Interface dataset entries:
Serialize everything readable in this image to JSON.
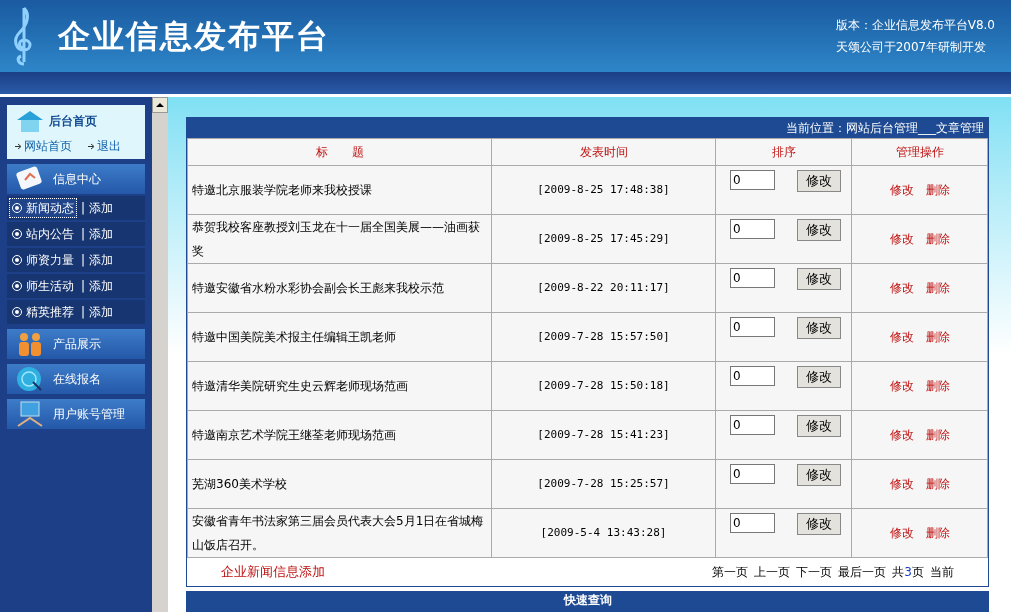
{
  "header": {
    "title": "企业信息发布平台",
    "version": "版本：企业信息发布平台V8.0",
    "credit": "天颂公司于2007年研制开发"
  },
  "sidebar": {
    "home": {
      "title": "后台首页",
      "links": [
        "网站首页",
        "退出"
      ]
    },
    "sections": [
      {
        "kind": "group",
        "label": "信息中心",
        "children": [
          {
            "label": "新闻动态",
            "separator": "|",
            "add": "添加",
            "selected": true
          },
          {
            "label": "站内公告",
            "separator": "|",
            "add": "添加",
            "selected": false
          },
          {
            "label": "师资力量",
            "separator": "|",
            "add": "添加",
            "selected": false
          },
          {
            "label": "师生活动",
            "separator": "|",
            "add": "添加",
            "selected": false
          },
          {
            "label": "精英推荐",
            "separator": "|",
            "add": "添加",
            "selected": false
          }
        ]
      },
      {
        "kind": "link",
        "label": "产品展示"
      },
      {
        "kind": "link",
        "label": "在线报名"
      },
      {
        "kind": "link",
        "label": "用户账号管理"
      }
    ]
  },
  "breadcrumb": "当前位置：网站后台管理___文章管理",
  "table": {
    "columns": [
      "标　　题",
      "发表时间",
      "排序",
      "管理操作"
    ],
    "rows": [
      {
        "title": "特邀北京服装学院老师来我校授课",
        "time": "[2009-8-25 17:48:38]",
        "order": "0",
        "save": "修改",
        "edit": "修改",
        "delete": "删除"
      },
      {
        "title": "恭贺我校客座教授刘玉龙在十一届全国美展——油画获奖",
        "time": "[2009-8-25 17:45:29]",
        "order": "0",
        "save": "修改",
        "edit": "修改",
        "delete": "删除"
      },
      {
        "title": "特邀安徽省水粉水彩协会副会长王彪来我校示范",
        "time": "[2009-8-22 20:11:17]",
        "order": "0",
        "save": "修改",
        "edit": "修改",
        "delete": "删除"
      },
      {
        "title": "特邀中国美院美术报主任编辑王凯老师",
        "time": "[2009-7-28 15:57:50]",
        "order": "0",
        "save": "修改",
        "edit": "修改",
        "delete": "删除"
      },
      {
        "title": "特邀清华美院研究生史云辉老师现场范画",
        "time": "[2009-7-28 15:50:18]",
        "order": "0",
        "save": "修改",
        "edit": "修改",
        "delete": "删除"
      },
      {
        "title": "特邀南京艺术学院王继荃老师现场范画",
        "time": "[2009-7-28 15:41:23]",
        "order": "0",
        "save": "修改",
        "edit": "修改",
        "delete": "删除"
      },
      {
        "title": "芜湖360美术学校",
        "time": "[2009-7-28 15:25:57]",
        "order": "0",
        "save": "修改",
        "edit": "修改",
        "delete": "删除"
      },
      {
        "title": "安徽省青年书法家第三届会员代表大会5月1日在省城梅山饭店召开。",
        "time": "[2009-5-4 13:43:28]",
        "order": "0",
        "save": "修改",
        "edit": "修改",
        "delete": "删除"
      }
    ]
  },
  "footer": {
    "add_link": "企业新闻信息添加",
    "pager": [
      "第一页",
      "上一页",
      "下一页",
      "最后一页"
    ],
    "total_prefix": "共",
    "total_pages": "3",
    "total_suffix": "页",
    "current": "当前"
  },
  "quick_search": {
    "title": "快速查询"
  }
}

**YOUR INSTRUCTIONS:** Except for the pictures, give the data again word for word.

**SOLUTION FOR THIS TASK:**
Serialize everything readable in this image to JSON.
{
  "header": {
    "title": "企业信息发布平台",
    "version": "版本：企业信息发布平台V8.0",
    "credit": "天颂公司于2007年研制开发"
  },
  "sidebar": {
    "home": {
      "title": "后台首页",
      "links": [
        "网站首页",
        "退出"
      ]
    },
    "sections": [
      {
        "kind": "group",
        "label": "信息中心",
        "children": [
          {
            "label": "新闻动态",
            "separator": "|",
            "add": "添加",
            "selected": true
          },
          {
            "label": "站内公告",
            "separator": "|",
            "add": "添加",
            "selected": false
          },
          {
            "label": "师资力量",
            "separator": "|",
            "add": "添加",
            "selected": false
          },
          {
            "label": "师生活动",
            "separator": "|",
            "add": "添加",
            "selected": false
          },
          {
            "label": "精英推荐",
            "separator": "|",
            "add": "添加",
            "selected": false
          }
        ]
      },
      {
        "kind": "link",
        "label": "产品展示"
      },
      {
        "kind": "link",
        "label": "在线报名"
      },
      {
        "kind": "link",
        "label": "用户账号管理"
      }
    ]
  },
  "breadcrumb": "当前位置：网站后台管理___文章管理",
  "table": {
    "columns": [
      "标　　题",
      "发表时间",
      "排序",
      "管理操作"
    ],
    "rows": [
      {
        "title": "特邀北京服装学院老师来我校授课",
        "time": "[2009-8-25 17:48:38]",
        "order": "0",
        "save": "修改",
        "edit": "修改",
        "delete": "删除"
      },
      {
        "title": "恭贺我校客座教授刘玉龙在十一届全国美展——油画获奖",
        "time": "[2009-8-25 17:45:29]",
        "order": "0",
        "save": "修改",
        "edit": "修改",
        "delete": "删除"
      },
      {
        "title": "特邀安徽省水粉水彩协会副会长王彪来我校示范",
        "time": "[2009-8-22 20:11:17]",
        "order": "0",
        "save": "修改",
        "edit": "修改",
        "delete": "删除"
      },
      {
        "title": "特邀中国美院美术报主任编辑王凯老师",
        "time": "[2009-7-28 15:57:50]",
        "order": "0",
        "save": "修改",
        "edit": "修改",
        "delete": "删除"
      },
      {
        "title": "特邀清华美院研究生史云辉老师现场范画",
        "time": "[2009-7-28 15:50:18]",
        "order": "0",
        "save": "修改",
        "edit": "修改",
        "delete": "删除"
      },
      {
        "title": "特邀南京艺术学院王继荃老师现场范画",
        "time": "[2009-7-28 15:41:23]",
        "order": "0",
        "save": "修改",
        "edit": "修改",
        "delete": "删除"
      },
      {
        "title": "芜湖360美术学校",
        "time": "[2009-7-28 15:25:57]",
        "order": "0",
        "save": "修改",
        "edit": "修改",
        "delete": "删除"
      },
      {
        "title": "安徽省青年书法家第三届会员代表大会5月1日在省城梅山饭店召开。",
        "time": "[2009-5-4 13:43:28]",
        "order": "0",
        "save": "修改",
        "edit": "修改",
        "delete": "删除"
      }
    ]
  },
  "footer": {
    "add_link": "企业新闻信息添加",
    "pager": [
      "第一页",
      "上一页",
      "下一页",
      "最后一页"
    ],
    "total_prefix": "共",
    "total_pages": "3",
    "total_suffix": "页",
    "current": "当前"
  },
  "quick_search": {
    "title": "快速查询"
  }
}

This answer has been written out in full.